Figure 12-17 Mobility Hierarchy in a Converged Wireless Network
Table 12-2 Converged Controller Roaming Hierarchy
Although the MC and MA functions are shown as separate WCMs in Figure 12-17, a WCM can act as both an MA and an MC.
The key to the converged roaming hierarchy is that each WCM functions as an MA and must be joined to an MC. Sometimes the MC function is performed by a separate controller higher up in the network topology. In that case, the MC must be a traditional centralized controller that is configured for converged or “new” mobility. More commonly, the MC is a function that is enabled on one of the MAs. Each set of MAs and their MC form a mobility group.
Converged controllers (WCMs) can be configured as a logical Switch Peer Group (SPG), simplifying roaming between the WCMs. The MA members of the SPG must be joined to an MC somewhere in the network. Once the MAs join their MC, they form a full mesh of CAPWAP tunnels between themselves. Usually the WCMs in an SPG are all located within the same distribution block of the switched LAN. This tends to keep all roaming activity that occurs across neighboring APs within the same portion of the network so that the CAPWAP tunnels do not have to cross the network core layer.
SPGs are usually built from WCMs that serve the same geographic area where wireless clients are expected to roam. For example, an SPG might contain WCMs that serve APs in the same building, APs on adjacent floors in a building, or APs in the same general area. One or more SPGs and their MC then form a Mobility Subdomain. Further, multiple subdomains can be grouped into a single mobility group. In a very large network, multiple mobility groups or subdomains can be grouped into a single mobility domain.
Even though there can be an extensive hierarchy involved in a converged wireless network, roaming still occurs according to the same basic rules:
The client’s PoP and PoA both begin at the initial WCM that is used. The PoP anchors the client’s IP address there.
When a client roams, the PoA moves to the WCM where the client is now associated.
The most efficient roam is one that stays within the same WCM. A roam between WCMs in the same SPG is also efficient because the MAs automatically form a full mesh of CAPWAP tunnels to carry roaming traffic.
Roaming between WCMs that are members of different SPGs is not quite as efficient because client traffic must be tunneled through the MC that joins the two SPGs. It is also possible for a client to roam between two mobility subdomains or between two mobility groups. In those cases, the roaming gets less and less efficient, requiring intervention from MCs further and further up the hierarchy.
Exam Preparation Tasks
As mentioned in the section, “How to Use This Book,” in the Introduction, you have a couple of choices for exam preparation: the exercises here, Chapter 21, “Final Review,” and the exam simulation questions on the DVD.
Review All Key Topics
Review the most important topics in this chapter, noted with the Key Topic icon in the outer margin of the page. Table 12-3 lists a reference of these key topics and the page numbers on which each is found.
Table 12-3 Key Topics for Chapter 12

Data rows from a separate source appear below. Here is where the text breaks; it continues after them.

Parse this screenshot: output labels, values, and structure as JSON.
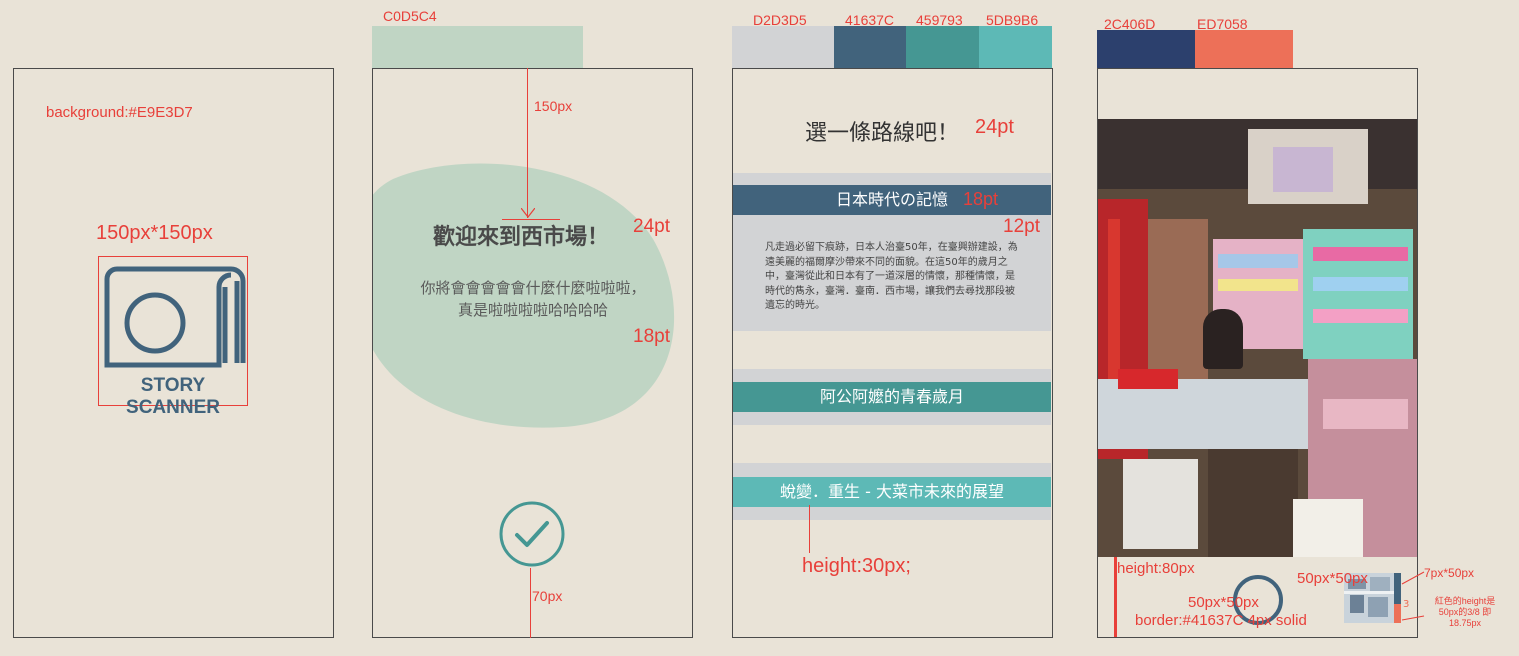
{
  "colors": {
    "background": "#E9E3D7",
    "green": "#C0D5C4",
    "gray": "#D2D3D5",
    "navy_slate": "#41637C",
    "teal": "#459793",
    "aqua": "#5DB9B6",
    "navy": "#2C406D",
    "coral": "#ED7058",
    "annotation": "#E8403A"
  },
  "screen1": {
    "bg_label": "background:#E9E3D7",
    "logo_size_label": "150px*150px",
    "logo_text": "STORY SCANNER"
  },
  "screen2": {
    "swatch_label": "C0D5C4",
    "top_margin_label": "150px",
    "title": "歡迎來到西市場！",
    "title_size_label": "24pt",
    "body": "你將會會會會會什麼什麼啦啦啦，真是啦啦啦啦哈哈哈哈",
    "body_size_label": "18pt",
    "bottom_margin_label": "70px"
  },
  "screen3": {
    "swatches": [
      "D2D3D5",
      "41637C",
      "459793",
      "5DB9B6"
    ],
    "title": "選一條路線吧！",
    "title_size_label": "24pt",
    "route1": "日本時代の記憶",
    "route1_size_label": "18pt",
    "desc_size_label": "12pt",
    "desc": "凡走過必留下痕跡，日本人治臺50年，在臺興辦建設，為遠美麗的福爾摩沙帶來不同的面貌。在這50年的歲月之中，臺灣從此和日本有了一道深層的情懷，那種情懷，是時代的雋永，臺灣．臺南．西市場，讓我們去尋找那段被遺忘的時光。",
    "route2": "阿公阿嬤的青春歲月",
    "route3": "蛻變．重生 - 大菜市未來的展望",
    "height_label": "height:30px;"
  },
  "screen4": {
    "swatches": [
      "2C406D",
      "ED7058"
    ],
    "height_label": "height:80px",
    "circle_size_label": "50px*50px",
    "circle_border_label": "border:#41637C 4px solid",
    "map_size_label": "50px*50px",
    "map_badge": "3",
    "progress_size_label": "7px*50px",
    "progress_note": "紅色的height是50px的3/8 即18.75px",
    "progress_fraction": 0.375
  }
}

Define Key Terms
Define the following key terms from this chapter and check your answers in the glossary:
Layer 2 roam
Layer 3 roam
Mobility Agent (MA)
Mobility Controller (MC)
Point of Attachment (PoA)
Point of Presence (PoP)
Switch Peer Group (SPG)